A 42-year-old man presented to ER with hallucinations and delirium. Initial work up revealed both intracranial and pulmonary lesions thought to be neurosarcoidosis, for which he was put on high dose steroids. A hilar node biopsy was obtained but results were inconclusive. Neurosurgery performed a stereotactic brain biopsy for definitive diagnosis.
Brain MRI shows a remarkable accentuation of parenchymal vessels throughout the full thickness of the cortex and white matter in cerebral hemispheres, basal ganglia, brainstem and cerebellum. FLAIR images (Fig. 1) demonstrate minimal periventricular subependymal margin FLAIR signal abnormality outlining both lateral ventricles, suggesting accentuation of the periventricular subependymal vascular zone, especially in the vicinity of the frontal horns and the splenium of the corpus callosum.
Gadolinium-enhanced images (Fig. 2, 3) demonstrate diffuse engorgement of multiple vascular structures extending from hemispheric cortex through subcortical white matter, deep white matter and subependymal margins on both cerebral hemispheres as well as throughout cerebellum and brainstem, of concern for a vasculitis type process.
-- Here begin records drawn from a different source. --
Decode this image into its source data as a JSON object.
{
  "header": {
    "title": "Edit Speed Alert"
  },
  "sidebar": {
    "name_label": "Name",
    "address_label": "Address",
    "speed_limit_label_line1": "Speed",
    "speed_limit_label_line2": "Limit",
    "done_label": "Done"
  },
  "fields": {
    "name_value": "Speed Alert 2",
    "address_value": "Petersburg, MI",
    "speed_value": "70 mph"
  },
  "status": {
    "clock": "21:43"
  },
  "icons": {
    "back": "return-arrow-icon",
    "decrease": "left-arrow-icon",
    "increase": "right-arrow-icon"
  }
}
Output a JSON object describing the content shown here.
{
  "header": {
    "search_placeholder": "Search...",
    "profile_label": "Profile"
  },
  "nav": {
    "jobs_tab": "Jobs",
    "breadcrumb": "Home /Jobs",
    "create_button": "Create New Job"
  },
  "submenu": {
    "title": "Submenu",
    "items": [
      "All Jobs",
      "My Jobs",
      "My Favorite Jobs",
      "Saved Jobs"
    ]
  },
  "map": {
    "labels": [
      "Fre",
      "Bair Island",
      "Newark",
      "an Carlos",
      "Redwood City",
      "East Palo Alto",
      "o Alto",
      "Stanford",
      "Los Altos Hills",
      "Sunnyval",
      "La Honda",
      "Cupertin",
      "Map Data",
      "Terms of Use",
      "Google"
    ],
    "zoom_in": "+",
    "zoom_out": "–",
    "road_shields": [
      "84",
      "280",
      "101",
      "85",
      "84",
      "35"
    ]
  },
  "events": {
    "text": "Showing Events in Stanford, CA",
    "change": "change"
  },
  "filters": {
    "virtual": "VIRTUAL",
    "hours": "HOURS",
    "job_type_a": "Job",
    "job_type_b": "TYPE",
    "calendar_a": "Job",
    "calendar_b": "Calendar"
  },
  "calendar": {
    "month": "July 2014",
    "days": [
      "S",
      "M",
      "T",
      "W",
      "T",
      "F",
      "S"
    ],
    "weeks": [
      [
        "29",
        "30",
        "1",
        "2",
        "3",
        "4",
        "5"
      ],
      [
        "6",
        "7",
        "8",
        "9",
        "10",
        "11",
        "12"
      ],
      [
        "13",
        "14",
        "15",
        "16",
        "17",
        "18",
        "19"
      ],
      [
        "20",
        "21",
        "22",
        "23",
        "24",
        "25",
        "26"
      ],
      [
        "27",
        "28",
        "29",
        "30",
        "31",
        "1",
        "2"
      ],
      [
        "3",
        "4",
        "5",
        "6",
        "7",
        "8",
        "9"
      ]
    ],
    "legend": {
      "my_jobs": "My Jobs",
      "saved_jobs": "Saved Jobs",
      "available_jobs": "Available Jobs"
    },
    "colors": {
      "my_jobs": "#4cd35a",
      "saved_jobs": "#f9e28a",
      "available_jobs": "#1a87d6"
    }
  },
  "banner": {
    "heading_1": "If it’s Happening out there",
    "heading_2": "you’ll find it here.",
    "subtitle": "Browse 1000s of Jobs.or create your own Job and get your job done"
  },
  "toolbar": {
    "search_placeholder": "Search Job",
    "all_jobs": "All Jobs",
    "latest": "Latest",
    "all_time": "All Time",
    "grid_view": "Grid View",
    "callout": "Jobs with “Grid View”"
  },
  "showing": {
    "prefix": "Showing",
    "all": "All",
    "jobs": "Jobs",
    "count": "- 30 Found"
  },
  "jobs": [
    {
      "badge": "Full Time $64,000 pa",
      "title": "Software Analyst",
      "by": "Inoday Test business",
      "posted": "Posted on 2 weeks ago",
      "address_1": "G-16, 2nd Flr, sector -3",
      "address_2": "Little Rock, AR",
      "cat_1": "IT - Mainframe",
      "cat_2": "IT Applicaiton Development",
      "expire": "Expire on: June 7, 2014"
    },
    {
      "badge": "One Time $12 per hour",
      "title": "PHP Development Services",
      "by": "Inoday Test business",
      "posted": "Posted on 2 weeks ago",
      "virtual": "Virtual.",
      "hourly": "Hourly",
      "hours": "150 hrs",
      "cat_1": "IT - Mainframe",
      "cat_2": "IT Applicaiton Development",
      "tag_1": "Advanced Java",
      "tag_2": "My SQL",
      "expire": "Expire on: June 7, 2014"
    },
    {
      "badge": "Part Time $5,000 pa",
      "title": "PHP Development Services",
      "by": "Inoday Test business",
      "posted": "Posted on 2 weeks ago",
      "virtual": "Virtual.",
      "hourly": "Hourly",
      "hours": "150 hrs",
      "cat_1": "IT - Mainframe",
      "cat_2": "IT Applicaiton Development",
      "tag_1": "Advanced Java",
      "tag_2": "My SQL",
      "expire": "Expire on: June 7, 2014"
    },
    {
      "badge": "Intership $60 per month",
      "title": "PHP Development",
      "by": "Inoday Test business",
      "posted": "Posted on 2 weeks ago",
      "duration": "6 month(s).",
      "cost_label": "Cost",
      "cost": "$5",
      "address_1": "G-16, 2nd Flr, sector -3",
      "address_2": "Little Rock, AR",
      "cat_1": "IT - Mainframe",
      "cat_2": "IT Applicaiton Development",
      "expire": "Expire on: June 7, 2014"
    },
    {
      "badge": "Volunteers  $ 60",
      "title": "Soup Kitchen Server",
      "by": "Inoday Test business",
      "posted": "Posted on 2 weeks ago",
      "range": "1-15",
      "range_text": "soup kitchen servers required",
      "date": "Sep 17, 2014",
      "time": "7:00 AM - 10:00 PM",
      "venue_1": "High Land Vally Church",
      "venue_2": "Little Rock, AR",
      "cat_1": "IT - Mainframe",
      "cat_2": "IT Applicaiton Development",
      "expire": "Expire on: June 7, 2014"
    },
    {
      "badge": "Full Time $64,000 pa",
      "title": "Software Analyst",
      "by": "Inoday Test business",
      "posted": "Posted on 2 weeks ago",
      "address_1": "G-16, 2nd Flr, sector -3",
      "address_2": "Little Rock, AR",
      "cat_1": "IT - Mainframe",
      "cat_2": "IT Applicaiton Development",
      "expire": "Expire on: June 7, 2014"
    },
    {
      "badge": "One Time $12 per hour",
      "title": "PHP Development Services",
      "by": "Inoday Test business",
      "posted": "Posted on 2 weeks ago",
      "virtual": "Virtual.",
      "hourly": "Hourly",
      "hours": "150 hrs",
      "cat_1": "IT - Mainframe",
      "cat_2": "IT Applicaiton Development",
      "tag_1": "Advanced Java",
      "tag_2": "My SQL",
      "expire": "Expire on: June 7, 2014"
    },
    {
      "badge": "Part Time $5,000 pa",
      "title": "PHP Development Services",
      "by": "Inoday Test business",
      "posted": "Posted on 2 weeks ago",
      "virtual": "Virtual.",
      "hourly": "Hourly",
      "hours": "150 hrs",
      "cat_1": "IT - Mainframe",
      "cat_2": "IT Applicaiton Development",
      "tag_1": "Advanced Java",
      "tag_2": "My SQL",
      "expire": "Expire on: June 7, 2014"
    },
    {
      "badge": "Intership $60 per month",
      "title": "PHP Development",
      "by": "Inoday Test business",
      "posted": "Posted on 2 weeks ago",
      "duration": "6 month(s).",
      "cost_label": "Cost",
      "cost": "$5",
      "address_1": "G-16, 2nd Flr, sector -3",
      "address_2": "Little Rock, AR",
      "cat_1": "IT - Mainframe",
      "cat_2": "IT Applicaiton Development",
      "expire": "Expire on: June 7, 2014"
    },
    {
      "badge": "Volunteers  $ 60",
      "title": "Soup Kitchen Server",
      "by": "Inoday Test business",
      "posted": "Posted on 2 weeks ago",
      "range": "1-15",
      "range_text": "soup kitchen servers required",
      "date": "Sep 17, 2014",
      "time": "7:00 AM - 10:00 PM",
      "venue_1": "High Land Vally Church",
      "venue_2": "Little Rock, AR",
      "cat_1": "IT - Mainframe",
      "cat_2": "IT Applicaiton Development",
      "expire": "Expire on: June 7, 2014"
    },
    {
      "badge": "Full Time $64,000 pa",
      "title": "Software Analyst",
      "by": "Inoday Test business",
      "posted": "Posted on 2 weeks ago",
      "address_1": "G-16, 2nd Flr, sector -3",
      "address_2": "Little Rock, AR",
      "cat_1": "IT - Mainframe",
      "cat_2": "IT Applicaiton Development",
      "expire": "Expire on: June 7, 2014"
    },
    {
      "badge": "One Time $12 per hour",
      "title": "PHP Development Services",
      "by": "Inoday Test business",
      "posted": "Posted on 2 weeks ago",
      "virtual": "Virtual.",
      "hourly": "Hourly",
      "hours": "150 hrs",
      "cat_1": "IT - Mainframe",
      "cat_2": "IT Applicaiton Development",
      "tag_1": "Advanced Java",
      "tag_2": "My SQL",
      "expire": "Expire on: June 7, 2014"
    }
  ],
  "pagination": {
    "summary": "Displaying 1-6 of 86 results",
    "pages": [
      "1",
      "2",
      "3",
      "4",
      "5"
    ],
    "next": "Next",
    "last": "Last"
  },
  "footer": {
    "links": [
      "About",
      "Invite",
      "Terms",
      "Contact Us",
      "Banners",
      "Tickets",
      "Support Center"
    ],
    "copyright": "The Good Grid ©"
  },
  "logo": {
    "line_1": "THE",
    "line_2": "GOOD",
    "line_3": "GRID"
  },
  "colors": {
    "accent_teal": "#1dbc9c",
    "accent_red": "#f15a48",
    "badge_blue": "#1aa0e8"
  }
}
Susceptibility-weighted images (Fig. 4) also demonstrate a remarkable accentuation of parenchymal vessels.
DSA ruled out dural fistula (Fig. 5).